(Items from an interface collection)
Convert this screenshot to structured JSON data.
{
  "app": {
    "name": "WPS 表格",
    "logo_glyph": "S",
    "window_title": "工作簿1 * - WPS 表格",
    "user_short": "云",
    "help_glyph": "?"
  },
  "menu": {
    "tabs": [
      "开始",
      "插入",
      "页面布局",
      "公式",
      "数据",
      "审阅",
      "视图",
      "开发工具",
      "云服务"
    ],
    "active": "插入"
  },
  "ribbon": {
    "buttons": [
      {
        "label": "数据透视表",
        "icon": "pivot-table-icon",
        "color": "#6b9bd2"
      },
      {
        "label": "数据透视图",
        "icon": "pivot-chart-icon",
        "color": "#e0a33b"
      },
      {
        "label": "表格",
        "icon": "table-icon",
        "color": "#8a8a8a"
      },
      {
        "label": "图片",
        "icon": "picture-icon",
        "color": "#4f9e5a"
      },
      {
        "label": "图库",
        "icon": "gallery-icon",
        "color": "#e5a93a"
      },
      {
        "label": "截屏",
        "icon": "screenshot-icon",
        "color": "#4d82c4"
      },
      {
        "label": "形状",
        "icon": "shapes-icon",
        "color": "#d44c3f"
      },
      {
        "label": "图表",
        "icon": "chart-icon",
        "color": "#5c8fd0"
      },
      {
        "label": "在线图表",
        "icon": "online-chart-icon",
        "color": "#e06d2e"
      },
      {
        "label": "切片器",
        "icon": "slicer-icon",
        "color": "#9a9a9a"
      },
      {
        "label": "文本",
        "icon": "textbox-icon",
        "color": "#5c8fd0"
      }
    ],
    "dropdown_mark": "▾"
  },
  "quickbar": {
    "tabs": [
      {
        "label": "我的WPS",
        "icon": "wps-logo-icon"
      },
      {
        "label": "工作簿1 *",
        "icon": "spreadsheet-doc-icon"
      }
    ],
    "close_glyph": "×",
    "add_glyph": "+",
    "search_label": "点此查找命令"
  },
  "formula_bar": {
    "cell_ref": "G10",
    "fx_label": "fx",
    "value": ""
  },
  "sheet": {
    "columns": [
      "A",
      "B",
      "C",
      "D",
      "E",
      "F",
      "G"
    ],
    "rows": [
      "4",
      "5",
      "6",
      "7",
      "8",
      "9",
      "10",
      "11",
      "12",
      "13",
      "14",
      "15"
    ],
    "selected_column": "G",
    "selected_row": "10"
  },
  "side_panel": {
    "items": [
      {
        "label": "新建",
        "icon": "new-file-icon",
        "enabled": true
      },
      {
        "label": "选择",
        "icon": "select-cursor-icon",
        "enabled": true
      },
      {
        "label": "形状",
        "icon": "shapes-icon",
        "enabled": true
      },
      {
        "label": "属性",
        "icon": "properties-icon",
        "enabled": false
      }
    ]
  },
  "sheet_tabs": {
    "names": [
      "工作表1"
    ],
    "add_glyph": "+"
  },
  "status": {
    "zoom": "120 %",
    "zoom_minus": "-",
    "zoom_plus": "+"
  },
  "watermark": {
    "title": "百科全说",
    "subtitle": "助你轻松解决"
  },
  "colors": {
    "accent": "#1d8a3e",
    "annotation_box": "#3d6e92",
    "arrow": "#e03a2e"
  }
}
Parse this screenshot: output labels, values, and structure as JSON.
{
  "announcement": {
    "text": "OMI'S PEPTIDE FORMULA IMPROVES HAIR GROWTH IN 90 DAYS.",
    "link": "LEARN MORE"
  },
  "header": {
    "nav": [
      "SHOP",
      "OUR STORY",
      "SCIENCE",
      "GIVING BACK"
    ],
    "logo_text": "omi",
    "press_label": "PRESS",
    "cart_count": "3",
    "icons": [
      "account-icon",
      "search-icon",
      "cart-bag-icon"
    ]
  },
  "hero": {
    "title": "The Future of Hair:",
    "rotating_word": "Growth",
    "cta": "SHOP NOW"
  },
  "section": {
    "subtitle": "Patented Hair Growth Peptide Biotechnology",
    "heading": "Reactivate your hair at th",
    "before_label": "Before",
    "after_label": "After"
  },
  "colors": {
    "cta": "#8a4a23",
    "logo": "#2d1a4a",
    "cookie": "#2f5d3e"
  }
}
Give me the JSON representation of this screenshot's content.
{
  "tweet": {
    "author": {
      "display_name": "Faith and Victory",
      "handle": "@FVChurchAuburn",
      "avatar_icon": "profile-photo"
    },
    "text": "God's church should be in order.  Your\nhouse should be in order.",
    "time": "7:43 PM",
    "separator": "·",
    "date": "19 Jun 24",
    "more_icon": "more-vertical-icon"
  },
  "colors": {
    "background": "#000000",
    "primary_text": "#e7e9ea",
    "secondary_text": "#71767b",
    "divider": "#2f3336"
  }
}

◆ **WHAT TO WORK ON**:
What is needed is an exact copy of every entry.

◆ **COMPLETED TASK**:
Convert this screenshot to structured JSON data.
{
  "app": {
    "name": "WPS 表格",
    "logo_glyph": "S",
    "window_title": "工作簿1 * - WPS 表格",
    "user_short": "云",
    "help_glyph": "?"
  },
  "menu": {
    "tabs": [
      "开始",
      "插入",
      "页面布局",
      "公式",
      "数据",
      "审阅",
      "视图",
      "开发工具",
      "云服务"
    ],
    "active": "插入"
  },
  "ribbon": {
    "buttons": [
      {
        "label": "数据透视表",
        "icon": "pivot-table-icon",
        "color": "#6b9bd2"
      },
      {
        "label": "数据透视图",
        "icon": "pivot-chart-icon",
        "color": "#e0a33b"
      },
      {
        "label": "表格",
        "icon": "table-icon",
        "color": "#8a8a8a"
      },
      {
        "label": "图片",
        "icon": "picture-icon",
        "color": "#4f9e5a"
      },
      {
        "label": "图库",
        "icon": "gallery-icon",
        "color": "#e5a93a"
      },
      {
        "label": "截屏",
        "icon": "screenshot-icon",
        "color": "#4d82c4"
      },
      {
        "label": "形状",
        "icon": "shapes-icon",
        "color": "#d44c3f"
      },
      {
        "label": "图表",
        "icon": "chart-icon",
        "color": "#5c8fd0"
      },
      {
        "label": "在线图表",
        "icon": "online-chart-icon",
        "color": "#e06d2e"
      },
      {
        "label": "切片器",
        "icon": "slicer-icon",
        "color": "#9a9a9a"
      },
      {
        "label": "文本",
        "icon": "textbox-icon",
        "color": "#5c8fd0"
      }
    ],
    "dropdown_mark": "▾"
  },
  "quickbar": {
    "tabs": [
      {
        "label": "我的WPS",
        "icon": "wps-logo-icon"
      },
      {
        "label": "工作簿1 *",
        "icon": "spreadsheet-doc-icon"
      }
    ],
    "close_glyph": "×",
    "add_glyph": "+",
    "search_label": "点此查找命令"
  },
  "formula_bar": {
    "cell_ref": "G10",
    "fx_label": "fx",
    "value": ""
  },
  "sheet": {
    "columns": [
      "A",
      "B",
      "C",
      "D",
      "E",
      "F",
      "G"
    ],
    "rows": [
      "4",
      "5",
      "6",
      "7",
      "8",
      "9",
      "10",
      "11",
      "12",
      "13",
      "14",
      "15"
    ],
    "selected_column": "G",
    "selected_row": "10"
  },
  "side_panel": {
    "items": [
      {
        "label": "新建",
        "icon": "new-file-icon",
        "enabled": true
      },
      {
        "label": "选择",
        "icon": "select-cursor-icon",
        "enabled": true
      },
      {
        "label": "形状",
        "icon": "shapes-icon",
        "enabled": true
      },
      {
        "label": "属性",
        "icon": "properties-icon",
        "enabled": false
      }
    ]
  },
  "sheet_tabs": {
    "names": [
      "工作表1"
    ],
    "add_glyph": "+"
  },
  "status": {
    "zoom": "120 %",
    "zoom_minus": "-",
    "zoom_plus": "+"
  },
  "watermark": {
    "title": "百科全说",
    "subtitle": "助你轻松解决"
  },
  "colors": {
    "accent": "#1d8a3e",
    "annotation_box": "#3d6e92",
    "arrow": "#e03a2e"
  }
}
Parse this screenshot: output labels, values, and structure as JSON.
{
  "announcement": {
    "text": "OMI'S PEPTIDE FORMULA IMPROVES HAIR GROWTH IN 90 DAYS.",
    "link": "LEARN MORE"
  },
  "header": {
    "nav": [
      "SHOP",
      "OUR STORY",
      "SCIENCE",
      "GIVING BACK"
    ],
    "logo_text": "omi",
    "press_label": "PRESS",
    "cart_count": "3",
    "icons": [
      "account-icon",
      "search-icon",
      "cart-bag-icon"
    ]
  },
  "hero": {
    "title": "The Future of Hair:",
    "rotating_word": "Growth",
    "cta": "SHOP NOW"
  },
  "section": {
    "subtitle": "Patented Hair Growth Peptide Biotechnology",
    "heading": "Reactivate your hair at th",
    "before_label": "Before",
    "after_label": "After"
  },
  "colors": {
    "cta": "#8a4a23",
    "logo": "#2d1a4a",
    "cookie": "#2f5d3e"
  }
}
Give me the JSON representation of this screenshot's content.
{
  "tweet": {
    "author": {
      "display_name": "Faith and Victory",
      "handle": "@FVChurchAuburn",
      "avatar_icon": "profile-photo"
    },
    "text": "God's church should be in order.  Your\nhouse should be in order.",
    "time": "7:43 PM",
    "separator": "·",
    "date": "19 Jun 24",
    "more_icon": "more-vertical-icon"
  },
  "colors": {
    "background": "#000000",
    "primary_text": "#e7e9ea",
    "secondary_text": "#71767b",
    "divider": "#2f3336"
  }
}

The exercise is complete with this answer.